In Saturday's Portland Press Herald, I have a story from the eastern borderlands of Maine and the United States, where a pulp and paper company has announced it wishes to surrender ownership of two dams, a process that normally would result in their gates being left open, permanently lowering the water level of the lakes they impound.
This, as you'll read, is an alarming prospect to the communities around East Grand Lake -- Maine's eighth largest -- which could fall by six feet, turning waterfront property into interior lots and playing havoc with the local tax base, tourism economy, and ecosystem. Canada's not happy either, and they own half the lake bed and the land under one half of the most prominent of the dams. More, as always, in the story.
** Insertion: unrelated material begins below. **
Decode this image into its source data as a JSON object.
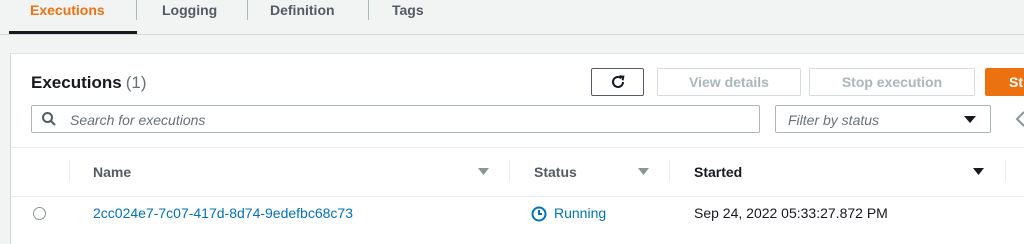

I previously wrote about Eastern Maine dams when the state Department of Environmental Protection messed up during the federal relicensing process (again) and also during a debate about allowing the passage of (native) alewives up the river system, and its possible effects on (non-native) smallmouth bass.